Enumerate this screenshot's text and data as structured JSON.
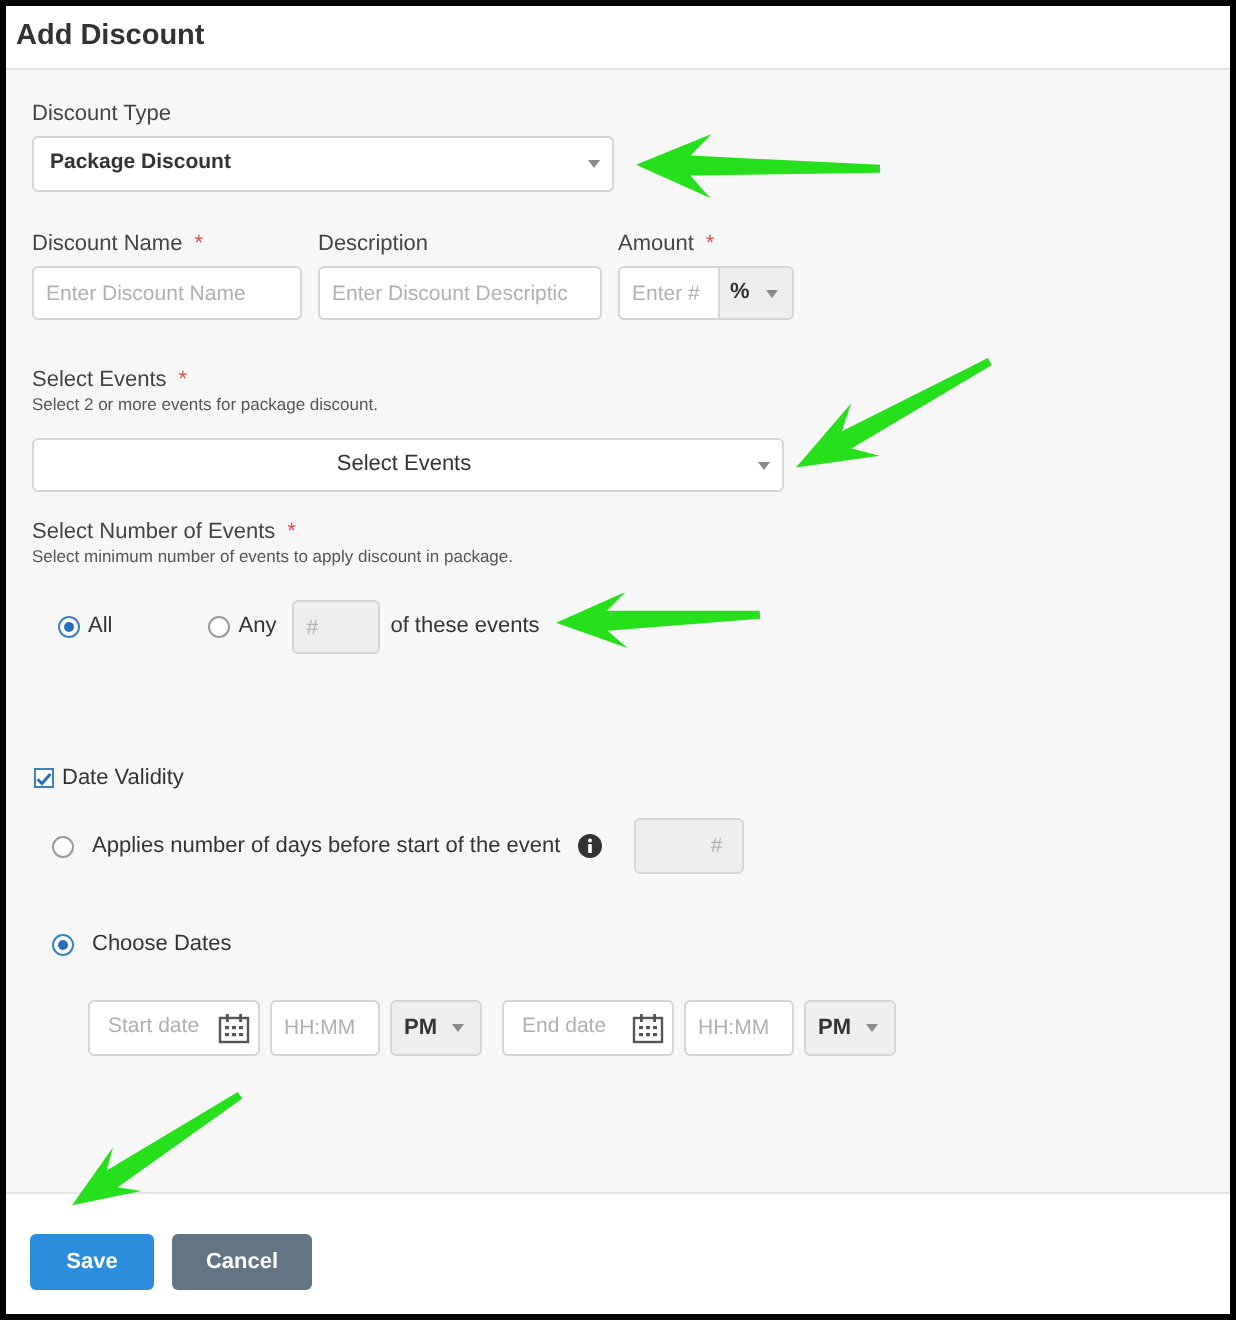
{
  "title": "Add Discount",
  "discount_type": {
    "label": "Discount Type",
    "value": "Package Discount"
  },
  "details": [
    {
      "label": "Discount Name",
      "required_mark": "*",
      "placeholder": "Enter Discount Name"
    },
    {
      "label": "Description",
      "placeholder": "Enter Discount Descriptic"
    },
    {
      "label": "Amount",
      "required_mark": "*",
      "placeholder": "Enter #",
      "unit": "%"
    }
  ],
  "select_events": {
    "label": "Select Events",
    "required_mark": "*",
    "hint": "Select 2 or more events for package discount.",
    "text": "Select Events"
  },
  "event_count": {
    "label": "Select Number of Events",
    "required_mark": "*",
    "hint": "Select minimum number of events to apply discount in package.",
    "options": [
      {
        "label": "All",
        "selected": true
      },
      {
        "label": "Any",
        "selected": false
      }
    ],
    "count": {
      "placeholder": "#",
      "disabled": true
    },
    "suffix": "of these events"
  },
  "date_validity": {
    "label": "Date Validity",
    "checked": true,
    "options": [
      {
        "kind": "days",
        "label": "Applies number of days before start of the event",
        "selected": false,
        "field": {
          "placeholder": "#",
          "disabled": true
        }
      },
      {
        "kind": "dates",
        "label": "Choose Dates",
        "selected": true
      }
    ],
    "range": [
      {
        "kind": "date",
        "placeholder": "Start date"
      },
      {
        "kind": "time",
        "placeholder": "HH:MM"
      },
      {
        "kind": "period",
        "value": "PM"
      },
      {
        "kind": "date",
        "placeholder": "End date"
      },
      {
        "kind": "time",
        "placeholder": "HH:MM"
      },
      {
        "kind": "period",
        "value": "PM"
      }
    ]
  },
  "buttons": [
    {
      "label": "Save",
      "kind": "primary"
    },
    {
      "label": "Cancel",
      "kind": "secondary"
    }
  ]
}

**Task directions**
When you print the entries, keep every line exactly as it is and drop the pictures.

**Reply**
Enumerate this screenshot's text and data as structured JSON.
{
  "title": "Add Discount",
  "discount_type": {
    "label": "Discount Type",
    "value": "Package Discount"
  },
  "details": [
    {
      "label": "Discount Name",
      "required_mark": "*",
      "placeholder": "Enter Discount Name"
    },
    {
      "label": "Description",
      "placeholder": "Enter Discount Descriptic"
    },
    {
      "label": "Amount",
      "required_mark": "*",
      "placeholder": "Enter #",
      "unit": "%"
    }
  ],
  "select_events": {
    "label": "Select Events",
    "required_mark": "*",
    "hint": "Select 2 or more events for package discount.",
    "text": "Select Events"
  },
  "event_count": {
    "label": "Select Number of Events",
    "required_mark": "*",
    "hint": "Select minimum number of events to apply discount in package.",
    "options": [
      {
        "label": "All",
        "selected": true
      },
      {
        "label": "Any",
        "selected": false
      }
    ],
    "count": {
      "placeholder": "#",
      "disabled": true
    },
    "suffix": "of these events"
  },
  "date_validity": {
    "label": "Date Validity",
    "checked": true,
    "options": [
      {
        "kind": "days",
        "label": "Applies number of days before start of the event",
        "selected": false,
        "field": {
          "placeholder": "#",
          "disabled": true
        }
      },
      {
        "kind": "dates",
        "label": "Choose Dates",
        "selected": true
      }
    ],
    "range": [
      {
        "kind": "date",
        "placeholder": "Start date"
      },
      {
        "kind": "time",
        "placeholder": "HH:MM"
      },
      {
        "kind": "period",
        "value": "PM"
      },
      {
        "kind": "date",
        "placeholder": "End date"
      },
      {
        "kind": "time",
        "placeholder": "HH:MM"
      },
      {
        "kind": "period",
        "value": "PM"
      }
    ]
  },
  "buttons": [
    {
      "label": "Save",
      "kind": "primary"
    },
    {
      "label": "Cancel",
      "kind": "secondary"
    }
  ]
}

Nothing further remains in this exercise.